→ **AIM OF THE TASK**
Every line of the entries below that carries the string "classification" should be copied.

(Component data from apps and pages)
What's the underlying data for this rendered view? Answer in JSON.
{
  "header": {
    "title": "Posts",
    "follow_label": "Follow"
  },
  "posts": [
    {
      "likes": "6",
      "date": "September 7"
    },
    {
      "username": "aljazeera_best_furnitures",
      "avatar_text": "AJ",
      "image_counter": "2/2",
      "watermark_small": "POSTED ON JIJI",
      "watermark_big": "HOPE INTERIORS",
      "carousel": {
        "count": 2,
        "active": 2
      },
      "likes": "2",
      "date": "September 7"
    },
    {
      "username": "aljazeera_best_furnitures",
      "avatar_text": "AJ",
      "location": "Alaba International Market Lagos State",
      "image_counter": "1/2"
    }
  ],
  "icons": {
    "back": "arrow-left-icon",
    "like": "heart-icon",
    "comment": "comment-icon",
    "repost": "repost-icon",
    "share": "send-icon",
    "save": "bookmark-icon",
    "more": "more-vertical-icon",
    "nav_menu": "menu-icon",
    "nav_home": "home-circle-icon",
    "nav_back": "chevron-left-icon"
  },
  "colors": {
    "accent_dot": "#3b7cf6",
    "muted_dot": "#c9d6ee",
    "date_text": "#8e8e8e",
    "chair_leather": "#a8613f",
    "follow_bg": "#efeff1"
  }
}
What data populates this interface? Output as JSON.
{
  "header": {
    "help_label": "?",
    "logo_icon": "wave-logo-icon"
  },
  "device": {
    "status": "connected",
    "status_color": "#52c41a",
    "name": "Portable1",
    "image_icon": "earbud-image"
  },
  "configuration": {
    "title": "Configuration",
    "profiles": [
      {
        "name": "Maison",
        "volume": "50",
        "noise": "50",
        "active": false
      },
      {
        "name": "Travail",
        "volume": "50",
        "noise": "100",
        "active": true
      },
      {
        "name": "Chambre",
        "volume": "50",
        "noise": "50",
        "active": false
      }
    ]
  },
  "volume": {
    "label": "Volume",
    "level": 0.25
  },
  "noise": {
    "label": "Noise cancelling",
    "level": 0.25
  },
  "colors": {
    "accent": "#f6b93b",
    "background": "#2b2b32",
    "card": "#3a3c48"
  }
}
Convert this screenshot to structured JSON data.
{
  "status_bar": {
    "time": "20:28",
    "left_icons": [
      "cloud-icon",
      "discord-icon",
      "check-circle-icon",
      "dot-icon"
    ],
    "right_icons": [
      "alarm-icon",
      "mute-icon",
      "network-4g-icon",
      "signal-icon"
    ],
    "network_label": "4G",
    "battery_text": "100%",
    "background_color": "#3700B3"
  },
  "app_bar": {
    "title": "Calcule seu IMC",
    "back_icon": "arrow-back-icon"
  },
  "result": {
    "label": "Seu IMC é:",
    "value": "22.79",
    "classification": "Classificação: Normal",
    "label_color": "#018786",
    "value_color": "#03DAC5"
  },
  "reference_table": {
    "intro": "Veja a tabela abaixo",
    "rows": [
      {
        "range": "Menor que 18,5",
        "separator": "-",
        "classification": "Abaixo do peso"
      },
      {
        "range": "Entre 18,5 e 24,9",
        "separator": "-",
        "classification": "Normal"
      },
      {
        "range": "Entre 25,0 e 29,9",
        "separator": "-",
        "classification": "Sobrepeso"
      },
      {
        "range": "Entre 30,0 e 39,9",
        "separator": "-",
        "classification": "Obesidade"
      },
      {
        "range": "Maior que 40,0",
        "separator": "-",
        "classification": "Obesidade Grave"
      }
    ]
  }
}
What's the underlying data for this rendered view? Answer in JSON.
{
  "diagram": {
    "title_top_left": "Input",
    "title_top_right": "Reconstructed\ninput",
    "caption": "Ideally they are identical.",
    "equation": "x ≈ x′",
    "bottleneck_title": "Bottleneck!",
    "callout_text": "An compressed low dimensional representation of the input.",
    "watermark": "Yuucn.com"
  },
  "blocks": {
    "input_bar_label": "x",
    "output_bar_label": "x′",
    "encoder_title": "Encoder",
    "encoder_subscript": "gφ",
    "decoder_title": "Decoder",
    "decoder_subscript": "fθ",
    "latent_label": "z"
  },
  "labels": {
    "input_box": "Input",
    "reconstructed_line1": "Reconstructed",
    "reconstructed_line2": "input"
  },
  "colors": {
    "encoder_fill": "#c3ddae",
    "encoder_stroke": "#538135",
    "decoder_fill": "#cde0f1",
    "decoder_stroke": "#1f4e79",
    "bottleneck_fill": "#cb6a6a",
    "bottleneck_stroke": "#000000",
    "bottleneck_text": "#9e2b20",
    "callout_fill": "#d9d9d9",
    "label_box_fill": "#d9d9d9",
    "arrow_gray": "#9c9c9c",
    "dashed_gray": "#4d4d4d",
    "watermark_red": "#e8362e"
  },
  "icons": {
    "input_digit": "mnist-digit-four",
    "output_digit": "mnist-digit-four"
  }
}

→ **EXERCISE RESPONSE**
    "classification": "Classificação: Normal",
        "classification": "Abaixo do peso"
        "classification": "Normal"
        "classification": "Sobrepeso"
        "classification": "Obesidade"
        "classification": "Obesidade Grave"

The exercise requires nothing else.